In the complaint, the Coal Association writes, “water quality standards are set by the states,” and EPA “has no authority to establish water quality standards” without first going through a rulemaking procedure that involves formal notice and comment.

“We only want EPA to operate in cooperation with the states in determining the impact and advisability of regulations,” said Dick Brown, a communications official with Kentucky’s Energy and Environment Cabinet. “Yes, the continued actions by the EPA are of concern in that the coal industry’s ability to do business is greatly diminished by the actions of the EPA that do not, in our opinion, follow protocol.”

Economic Harm Cited
The governor’s office estimates EPA’s actions—which Gov. Steve Beshear (D) characterized as “arbitrary and unreasonable,” in a press release—could cause the loss of 18,000 mining jobs.

The 2007-08 Kentucky Coal Facts pocket guide prepared by the Kentucky Office of Energy Policy and the Kentucky Coal Association document the economic benefits of coal mining in the commonwealth. The coal industry brought more than $3.5 billion into Kentucky from outside sales in 2006, and coal companies paid more than $221 million in state taxes between 2006 and 2007, according to the report.

Doubts on EPA’s Science Claims
EPA says it is only trying to protect the environment and is working within the confines of existing law and guidance.

Earlier this year Kentucky requested and received guidance from the agency about permit requirements, EPA spokesman Jalil Isa says.

“EPA issued clear guidance that … [used] the best science available to protect residents from the significant and irreversible damage this practice can have on communities and their water sources,” Isa said.

“EPA has also been guided by the Clean Water Act, and we are confident that this guidance will withstand scrutiny,” Isa said.

The governor’s office, however, says EPA rejected the issuance of 11 permits that were already approved by the Kentucky Division of Water, and that those 11 permits are similar to several that passed federal muster earlier this year.

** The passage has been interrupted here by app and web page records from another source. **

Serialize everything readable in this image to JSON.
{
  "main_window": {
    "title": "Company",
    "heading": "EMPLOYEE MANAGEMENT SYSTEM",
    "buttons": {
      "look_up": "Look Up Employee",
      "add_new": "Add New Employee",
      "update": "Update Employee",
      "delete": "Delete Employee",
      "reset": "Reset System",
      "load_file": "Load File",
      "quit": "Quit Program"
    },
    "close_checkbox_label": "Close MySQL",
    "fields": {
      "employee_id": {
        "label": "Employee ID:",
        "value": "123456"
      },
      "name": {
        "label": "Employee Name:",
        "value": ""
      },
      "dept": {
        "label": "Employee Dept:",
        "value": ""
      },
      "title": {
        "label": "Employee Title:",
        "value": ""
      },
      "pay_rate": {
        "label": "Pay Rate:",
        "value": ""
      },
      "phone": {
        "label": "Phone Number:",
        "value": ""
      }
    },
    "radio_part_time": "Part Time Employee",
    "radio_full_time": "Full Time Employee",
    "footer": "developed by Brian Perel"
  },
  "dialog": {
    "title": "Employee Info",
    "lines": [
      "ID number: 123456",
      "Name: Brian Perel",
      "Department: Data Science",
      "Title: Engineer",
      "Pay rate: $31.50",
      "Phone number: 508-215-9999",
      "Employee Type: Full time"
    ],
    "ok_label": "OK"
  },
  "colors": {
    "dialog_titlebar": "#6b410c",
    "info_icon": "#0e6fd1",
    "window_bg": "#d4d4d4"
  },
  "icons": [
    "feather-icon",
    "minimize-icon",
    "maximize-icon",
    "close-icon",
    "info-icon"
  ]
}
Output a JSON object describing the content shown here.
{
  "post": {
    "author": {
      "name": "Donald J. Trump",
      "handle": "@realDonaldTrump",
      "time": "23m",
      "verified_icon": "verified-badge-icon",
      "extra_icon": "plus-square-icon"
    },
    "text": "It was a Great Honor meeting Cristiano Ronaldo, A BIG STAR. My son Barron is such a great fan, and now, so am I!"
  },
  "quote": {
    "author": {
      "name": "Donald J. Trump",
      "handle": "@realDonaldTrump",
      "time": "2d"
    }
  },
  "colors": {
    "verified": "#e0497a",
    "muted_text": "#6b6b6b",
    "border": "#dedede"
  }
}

Cheryl K. Chumley ([email protected]) writes from northern Virginia.